Meanwhile, Greek President Karolos Papoulias has appointed a senior judge, Council of State president Panagiotis Pikramenos, to form a caretaker government during the interim. It is not yet clear who would comprise the emergency cabinet as the country prepares for the new election.
Last-ditch efforts to form a unity government on Tuesday failed, leading Papoulias to call these extraordinary measures.
However, polls suggest that the Radical Left party (Syriza) – which is vehemently opposed to Greece’s austerity measures and the terms of huge bailouts from the European Union and International Monetary Fund – will win the next election (but not gain a parliamentary majority).
Syriza’s leader, Alexis Tsipras, has so far scuttled every attempt to create a new government that would abide by austerity.
At a minimum, Syriza (which gained an impressive second place finish in the May 6 election) wants to re-negotiate terms of the EU/IMF rescue package, although Tsipras reportedly does not want Greece to exit the euro.
Meanwhile, with no end in sight to the political stalemate in Athens, some EU leaders are growing fearful that Greece will keep sliding down a financial hole and are now openly speaking of the country leaving the euro currency bloc.
The EU has already warned Greek officials they must abide by the strict terms of austerity.
“The 16 other governments in the euro zone really are at the end of their patience with Greece.

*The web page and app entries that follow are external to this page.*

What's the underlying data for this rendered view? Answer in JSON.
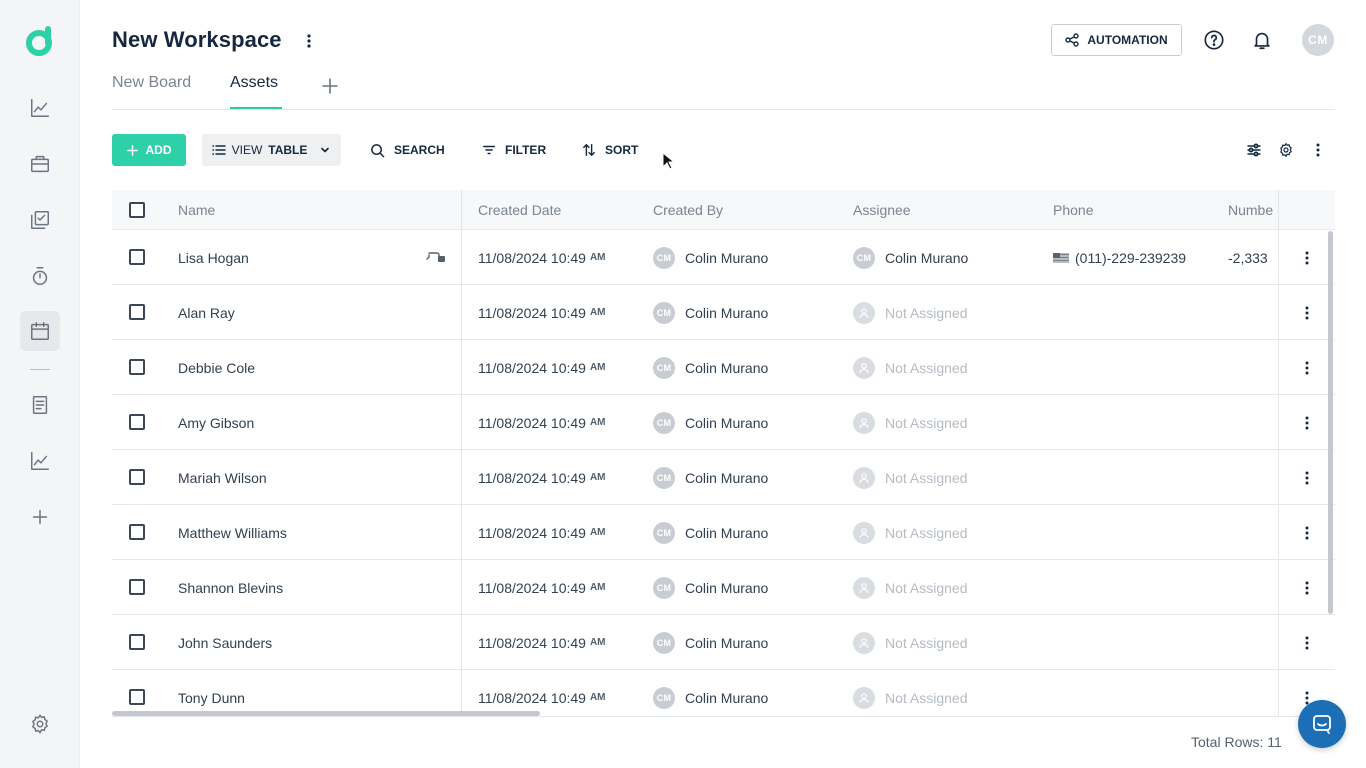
{
  "header": {
    "title": "New Workspace",
    "automation_label": "AUTOMATION",
    "avatar_initials": "CM"
  },
  "tabs": [
    {
      "label": "New Board",
      "active": false
    },
    {
      "label": "Assets",
      "active": true
    }
  ],
  "toolbar": {
    "add_label": "ADD",
    "view_prefix": "VIEW",
    "view_value": "TABLE",
    "search_label": "SEARCH",
    "filter_label": "FILTER",
    "sort_label": "SORT"
  },
  "table": {
    "columns": [
      "Name",
      "Created Date",
      "Created By",
      "Assignee",
      "Phone",
      "Numbe"
    ],
    "rows": [
      {
        "name": "Lisa Hogan",
        "date": "11/08/2024 10:49",
        "ampm": "AM",
        "creator_initials": "CM",
        "creator": "Colin Murano",
        "assignee_initials": "CM",
        "assignee": "Colin Murano",
        "assigned": true,
        "phone": "(011)-229-239239",
        "number": "-2,333"
      },
      {
        "name": "Alan Ray",
        "date": "11/08/2024 10:49",
        "ampm": "AM",
        "creator_initials": "CM",
        "creator": "Colin Murano",
        "assignee": "Not Assigned",
        "assigned": false
      },
      {
        "name": "Debbie Cole",
        "date": "11/08/2024 10:49",
        "ampm": "AM",
        "creator_initials": "CM",
        "creator": "Colin Murano",
        "assignee": "Not Assigned",
        "assigned": false
      },
      {
        "name": "Amy Gibson",
        "date": "11/08/2024 10:49",
        "ampm": "AM",
        "creator_initials": "CM",
        "creator": "Colin Murano",
        "assignee": "Not Assigned",
        "assigned": false
      },
      {
        "name": "Mariah Wilson",
        "date": "11/08/2024 10:49",
        "ampm": "AM",
        "creator_initials": "CM",
        "creator": "Colin Murano",
        "assignee": "Not Assigned",
        "assigned": false
      },
      {
        "name": "Matthew Williams",
        "date": "11/08/2024 10:49",
        "ampm": "AM",
        "creator_initials": "CM",
        "creator": "Colin Murano",
        "assignee": "Not Assigned",
        "assigned": false
      },
      {
        "name": "Shannon Blevins",
        "date": "11/08/2024 10:49",
        "ampm": "AM",
        "creator_initials": "CM",
        "creator": "Colin Murano",
        "assignee": "Not Assigned",
        "assigned": false
      },
      {
        "name": "John Saunders",
        "date": "11/08/2024 10:49",
        "ampm": "AM",
        "creator_initials": "CM",
        "creator": "Colin Murano",
        "assignee": "Not Assigned",
        "assigned": false
      },
      {
        "name": "Tony Dunn",
        "date": "11/08/2024 10:49",
        "ampm": "AM",
        "creator_initials": "CM",
        "creator": "Colin Murano",
        "assignee": "Not Assigned",
        "assigned": false
      }
    ]
  },
  "footer": {
    "total_rows": "Total Rows: 11"
  },
  "colors": {
    "accent": "#2ed0a8",
    "title": "#15283f",
    "chat": "#1c6fb6"
  }
}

There isn't room or any willingness to move, said an unnamed official at the European Commission, according to the Daily Telegraph newspaper of Britain.

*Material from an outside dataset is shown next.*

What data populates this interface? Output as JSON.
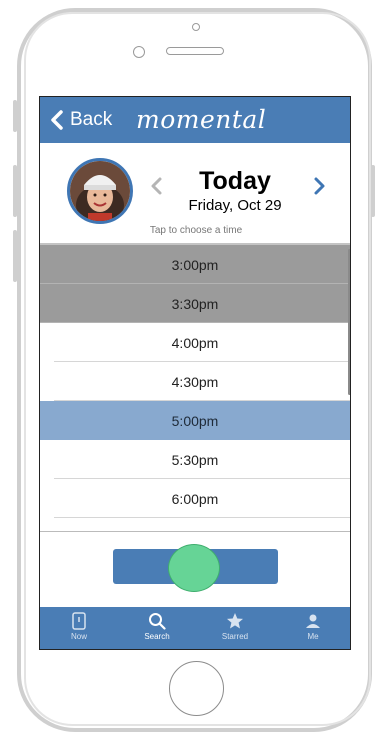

The decisions are really in Athens' hands. But it doesn't look good.
However, two prominent European officials, German Chancellor Angela Merkel and European Council President Herman Van Rompuy, while expressing concern about the deadlock in Greece, claim they do not want to see a Greek departure from the euro zone.
We're not planning for a Greek exit, nobody is planning for a Greek exit, Richard Corbett, a spokesman for Van Rompuy, told BBC radio.

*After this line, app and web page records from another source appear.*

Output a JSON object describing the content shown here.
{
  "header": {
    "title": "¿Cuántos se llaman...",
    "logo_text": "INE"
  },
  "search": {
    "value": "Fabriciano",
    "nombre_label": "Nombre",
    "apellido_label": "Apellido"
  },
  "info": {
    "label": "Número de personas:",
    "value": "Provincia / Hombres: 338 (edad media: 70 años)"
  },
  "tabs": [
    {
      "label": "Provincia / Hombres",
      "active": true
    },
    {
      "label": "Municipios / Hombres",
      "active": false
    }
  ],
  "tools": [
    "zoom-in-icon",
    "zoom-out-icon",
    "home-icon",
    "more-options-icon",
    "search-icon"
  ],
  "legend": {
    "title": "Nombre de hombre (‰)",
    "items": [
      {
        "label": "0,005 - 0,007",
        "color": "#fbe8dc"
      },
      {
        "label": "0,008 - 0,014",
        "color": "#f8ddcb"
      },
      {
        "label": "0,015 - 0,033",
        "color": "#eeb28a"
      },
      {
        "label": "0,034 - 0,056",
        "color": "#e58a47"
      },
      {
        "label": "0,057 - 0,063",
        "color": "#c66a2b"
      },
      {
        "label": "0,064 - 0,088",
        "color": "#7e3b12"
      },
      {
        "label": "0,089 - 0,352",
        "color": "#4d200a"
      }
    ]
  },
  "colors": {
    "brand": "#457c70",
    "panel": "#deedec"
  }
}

That would not help Greece, it would not help the rest of the European Union and technically, by the way, it's an extraordinarily difficult thing to do. The idea of planning a Greek exit would risk being a self-fulfilling prophecy.
But financial markets around the world are pricing in a Greek exit -- the euro is falling, equities have been dropping, while Euro bond yields in Italy and Spain (two other European nations with shaky debt profiles) are rising. Moreover, Greek depositors have reportedly withdrawn almost $900-million from banks over the past few days fearing a euro exit.
There is a bit of schizophrenia in our society right now. People want to stay in Europe - have the cake - but they also want to eat it - by attacking the creditors, Theodore Couloumbis at Athens-based think-tank ELIAMEP told the Telegraph.
Much depends on whether the Greek people in this repeat election are going to vote with anger and passion or if they will cool off, reflect and see in effect what the real choices are. The choice is between bad and worse.
Beleaguered Greeks may find some solace in the words of Francois Hollande, the newly elected Socialist president of France, who basically ran on an anti-austerity platform.
After his initial meeting with Merkel on Tuesday, Hollande declared: I hope that we can say to the Greeks that Europe is ready to add measures to help growth and support economic activity so that there is a return to growth in Greece.